Problem details ->
When a line in the entries contains the word "Pavel", copy that line in full.

Records supplied ->
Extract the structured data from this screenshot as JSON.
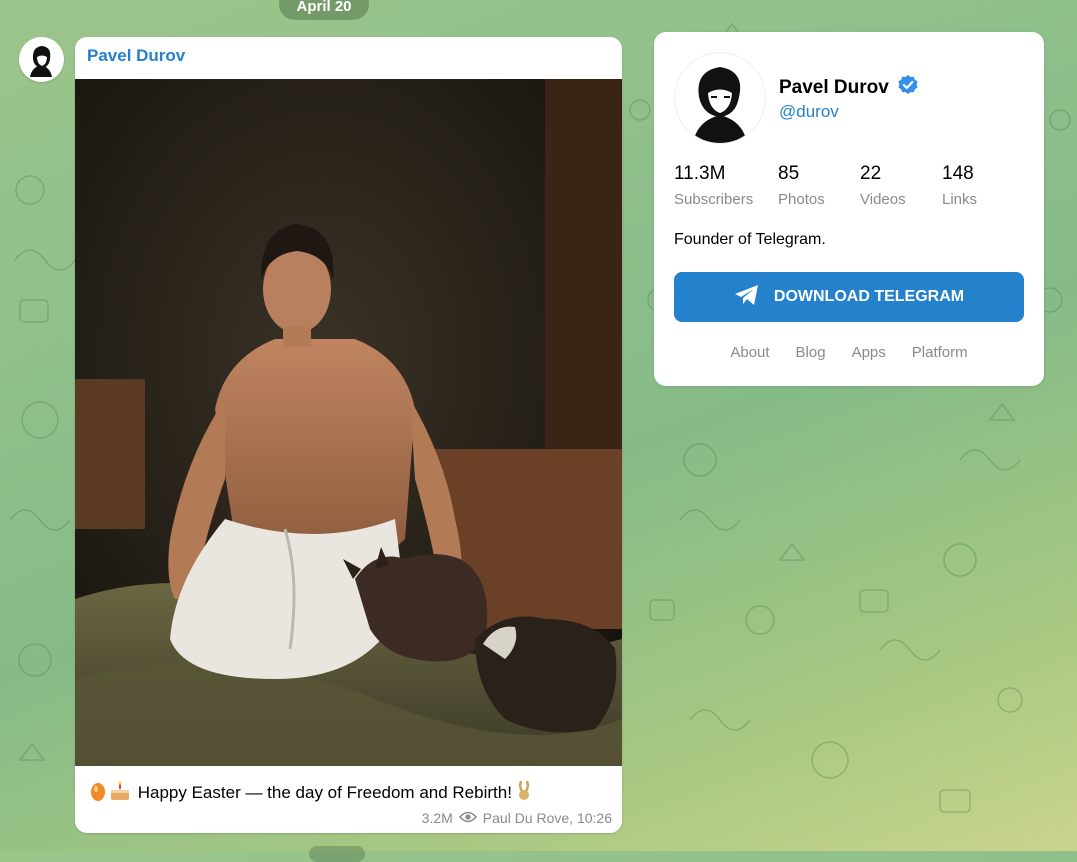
{
  "date_label": "April 20",
  "message": {
    "author": "Pavel Durov",
    "caption": "Happy Easter — the day of Freedom and Rebirth!",
    "emoji_icons": [
      "egg-icon",
      "cake-icon",
      "rabbit-icon"
    ],
    "views": "3.2M",
    "signature": "Paul Du Rove, 10:26"
  },
  "profile": {
    "name": "Pavel Durov",
    "username": "@durov",
    "verified": true,
    "stats": [
      {
        "num": "11.3M",
        "label": "Subscribers"
      },
      {
        "num": "85",
        "label": "Photos"
      },
      {
        "num": "22",
        "label": "Videos"
      },
      {
        "num": "148",
        "label": "Links"
      }
    ],
    "description": "Founder of Telegram.",
    "download_label": "DOWNLOAD TELEGRAM",
    "links": [
      "About",
      "Blog",
      "Apps",
      "Platform"
    ]
  },
  "colors": {
    "accent": "#2481cc",
    "meta_gray": "#8a8a8a",
    "background_green": "#8fc08c"
  }
}
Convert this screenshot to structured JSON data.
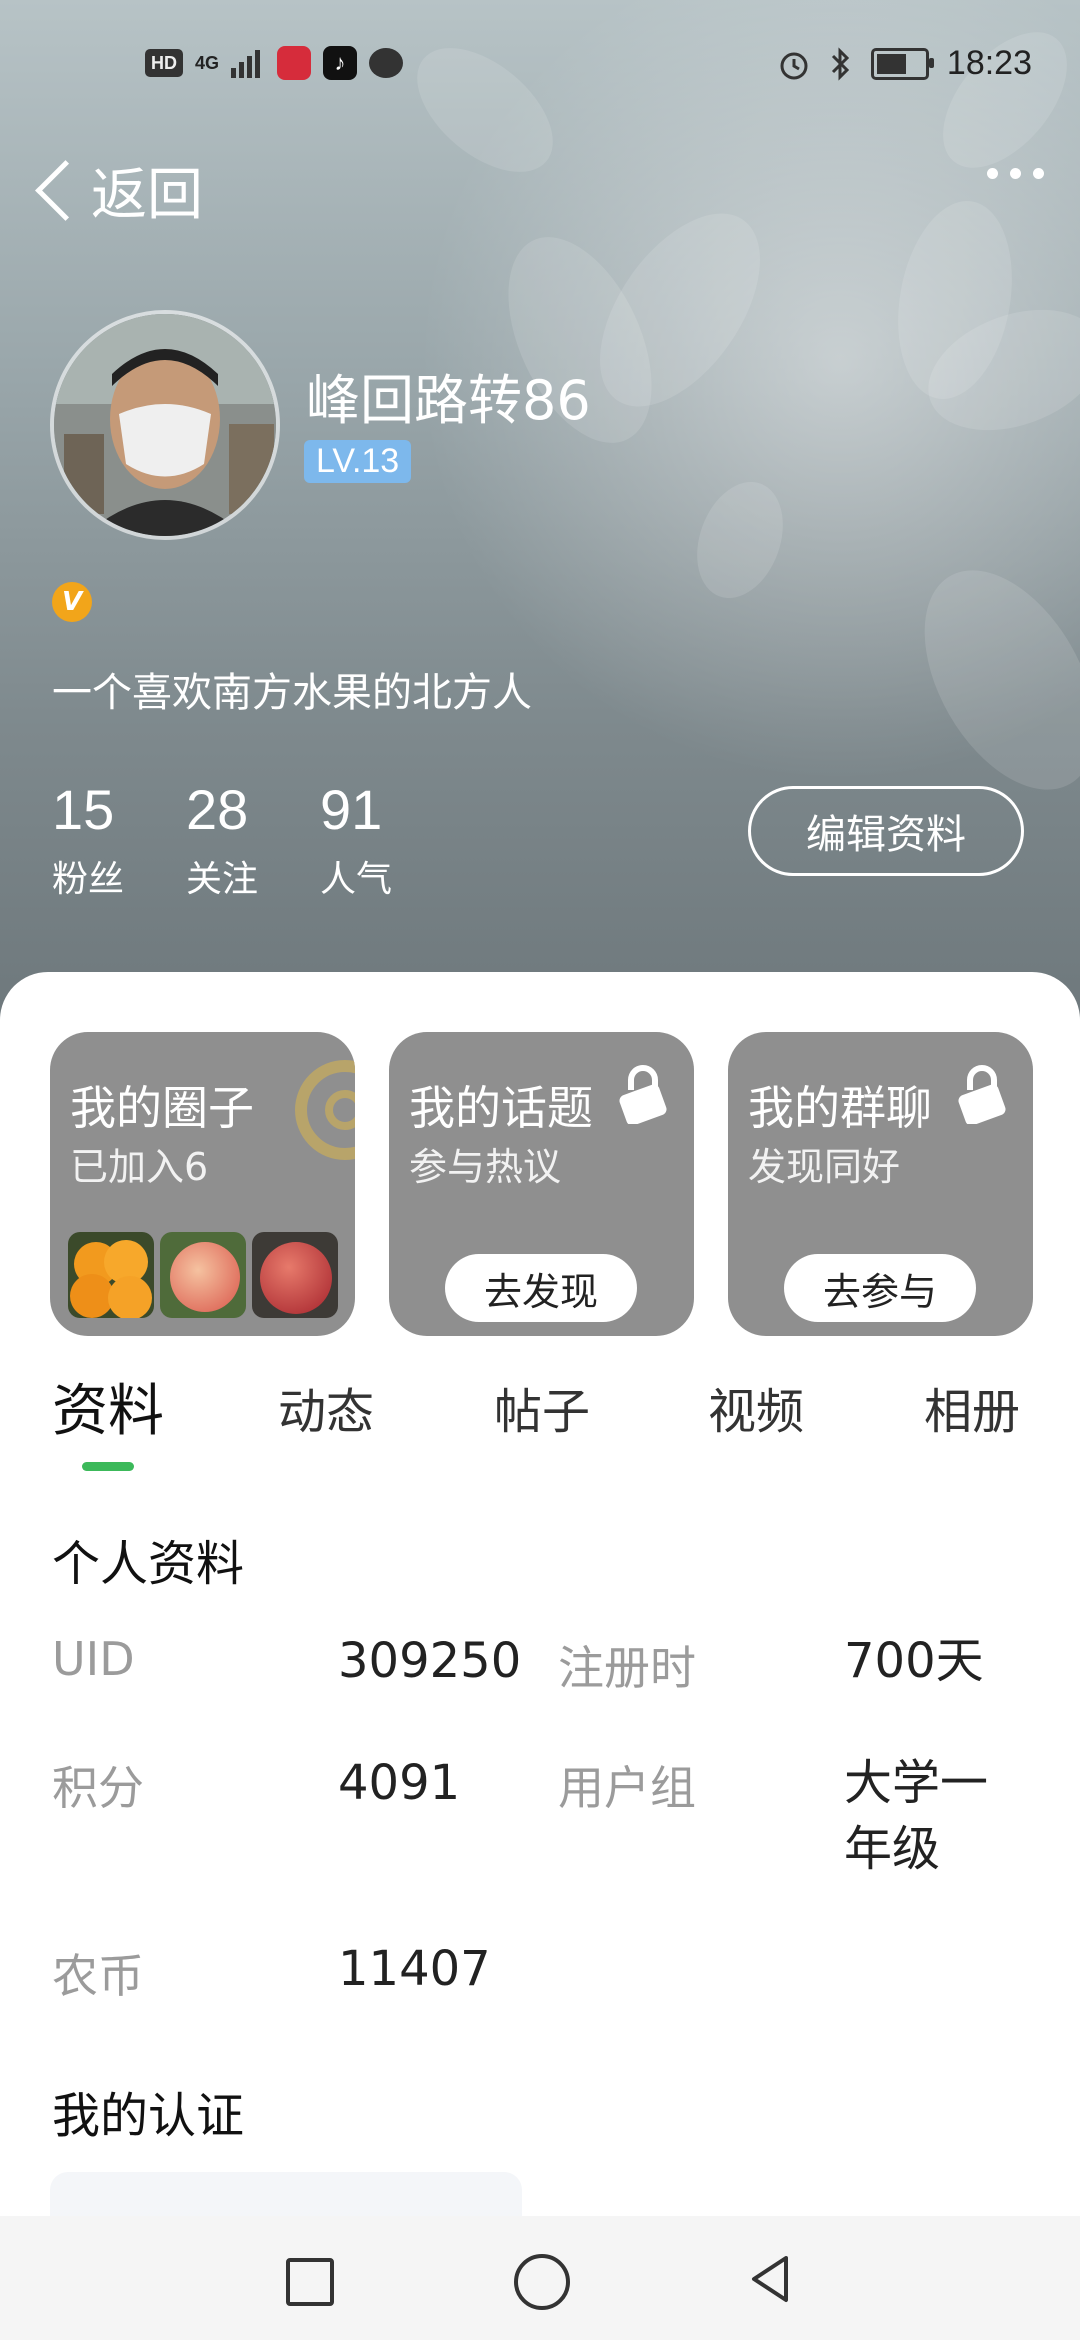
{
  "status_bar": {
    "hd": "HD",
    "network": "4G",
    "time": "18:23"
  },
  "top_bar": {
    "back_label": "返回"
  },
  "profile": {
    "username": "峰回路转86",
    "level": "LV.13",
    "verified_badge": "V",
    "bio": "一个喜欢南方水果的北方人",
    "stats": [
      {
        "value": "15",
        "label": "粉丝"
      },
      {
        "value": "28",
        "label": "关注"
      },
      {
        "value": "91",
        "label": "人气"
      }
    ],
    "edit_label": "编辑资料"
  },
  "cards": [
    {
      "title": "我的圈子",
      "subtitle": "已加入6"
    },
    {
      "title": "我的话题",
      "subtitle": "参与热议",
      "button": "去发现"
    },
    {
      "title": "我的群聊",
      "subtitle": "发现同好",
      "button": "去参与"
    }
  ],
  "tabs": [
    "资料",
    "动态",
    "帖子",
    "视频",
    "相册"
  ],
  "active_tab": "资料",
  "personal_info": {
    "title": "个人资料",
    "uid_label": "UID",
    "uid_value": "309250",
    "reg_label": "注册时",
    "reg_value": "700天",
    "points_label": "积分",
    "points_value": "4091",
    "group_label": "用户组",
    "group_value_line1": "大学一",
    "group_value_line2": "年级",
    "coins_label": "农币",
    "coins_value": "11407"
  },
  "certification": {
    "title": "我的认证"
  },
  "colors": {
    "accent_green": "#3cb95a",
    "level_badge": "#7db8ec",
    "verified_orange": "#f2a51a",
    "card_gray": "#8f8f8f"
  },
  "icons": [
    "back-chevron-icon",
    "more-icon",
    "lock-icon",
    "alarm-icon",
    "bluetooth-icon",
    "battery-icon",
    "signal-icon"
  ]
}
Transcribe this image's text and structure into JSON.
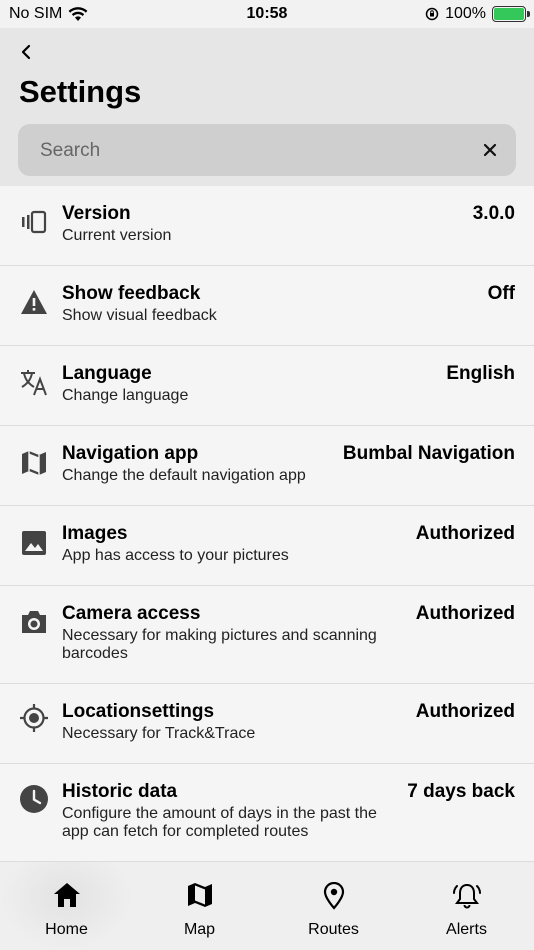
{
  "status": {
    "carrier": "No SIM",
    "time": "10:58",
    "battery": "100%"
  },
  "header": {
    "title": "Settings"
  },
  "search": {
    "placeholder": "Search"
  },
  "settings": [
    {
      "icon": "version-icon",
      "title": "Version",
      "subtitle": "Current version",
      "value": "3.0.0"
    },
    {
      "icon": "warning-icon",
      "title": "Show feedback",
      "subtitle": "Show visual feedback",
      "value": "Off"
    },
    {
      "icon": "translate-icon",
      "title": "Language",
      "subtitle": "Change language",
      "value": "English"
    },
    {
      "icon": "map-icon",
      "title": "Navigation app",
      "subtitle": "Change the default navigation app",
      "value": "Bumbal Navigation"
    },
    {
      "icon": "image-icon",
      "title": "Images",
      "subtitle": "App has access to your pictures",
      "value": "Authorized"
    },
    {
      "icon": "camera-icon",
      "title": "Camera access",
      "subtitle": "Necessary for making pictures and scanning barcodes",
      "value": "Authorized"
    },
    {
      "icon": "location-target-icon",
      "title": "Locationsettings",
      "subtitle": "Necessary for Track&Trace",
      "value": "Authorized"
    },
    {
      "icon": "clock-icon",
      "title": "Historic data",
      "subtitle": "Configure the amount of days in the past the app can fetch for completed routes",
      "value": "7 days back"
    }
  ],
  "tabs": [
    {
      "icon": "home-icon",
      "label": "Home"
    },
    {
      "icon": "map-icon",
      "label": "Map"
    },
    {
      "icon": "location-pin-icon",
      "label": "Routes"
    },
    {
      "icon": "bell-icon",
      "label": "Alerts"
    }
  ]
}
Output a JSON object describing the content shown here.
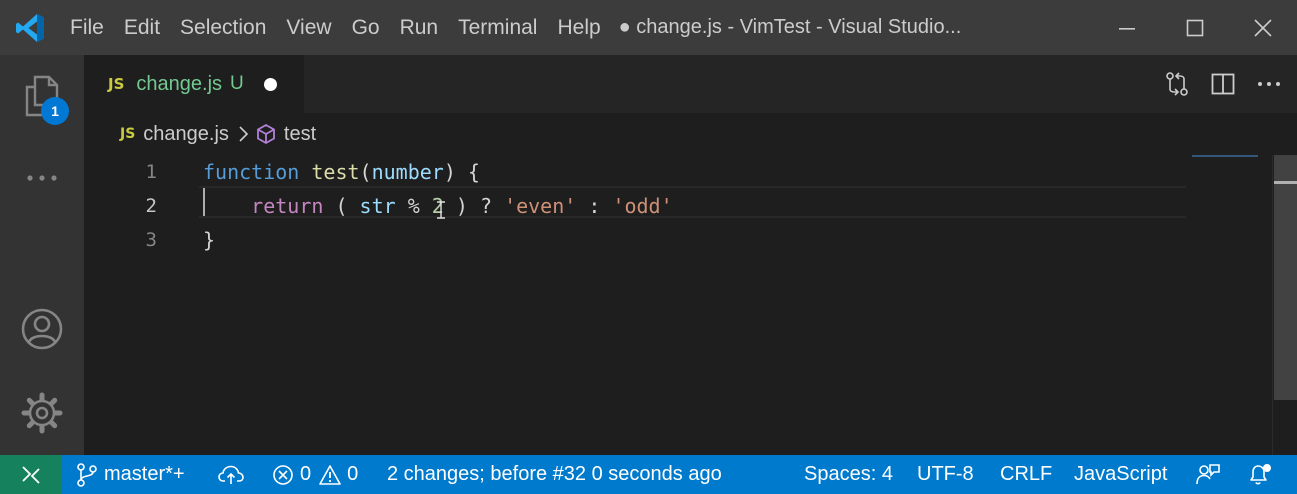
{
  "titlebar": {
    "menu": [
      "File",
      "Edit",
      "Selection",
      "View",
      "Go",
      "Run",
      "Terminal",
      "Help"
    ],
    "title": "● change.js - VimTest - Visual Studio..."
  },
  "activity": {
    "explorer_badge": "1"
  },
  "tab": {
    "language_badge": "JS",
    "filename": "change.js",
    "status": "U"
  },
  "breadcrumb": {
    "language_badge": "JS",
    "file": "change.js",
    "symbol": "test"
  },
  "editor": {
    "line_numbers": [
      "1",
      "2",
      "3"
    ],
    "active_line": 2
  },
  "code": {
    "l1": {
      "kw": "function",
      "fn": "test",
      "p_open": "(",
      "param": "number",
      "rest": ") {"
    },
    "l2": {
      "indent": "    ",
      "kw": "return",
      "a": " ( ",
      "ident": "str",
      "b": " % ",
      "num": "2",
      "c": " ) ? ",
      "s1": "'even'",
      "d": " : ",
      "s2": "'odd'"
    },
    "l3": {
      "text": "}"
    }
  },
  "statusbar": {
    "branch": "master*+",
    "errors": "0",
    "warnings": "0",
    "changes": "2 changes; before #32  0 seconds ago",
    "spaces": "Spaces: 4",
    "encoding": "UTF-8",
    "eol": "CRLF",
    "language": "JavaScript"
  },
  "colors": {
    "statusbar": "#007acc",
    "remote": "#16825d",
    "titlebar": "#3c3c3c",
    "editor_bg": "#1e1e1e",
    "modified_file": "#73c991"
  }
}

Completed task ->
    "author": "Pavel Durov",
    "name": "Pavel Durov",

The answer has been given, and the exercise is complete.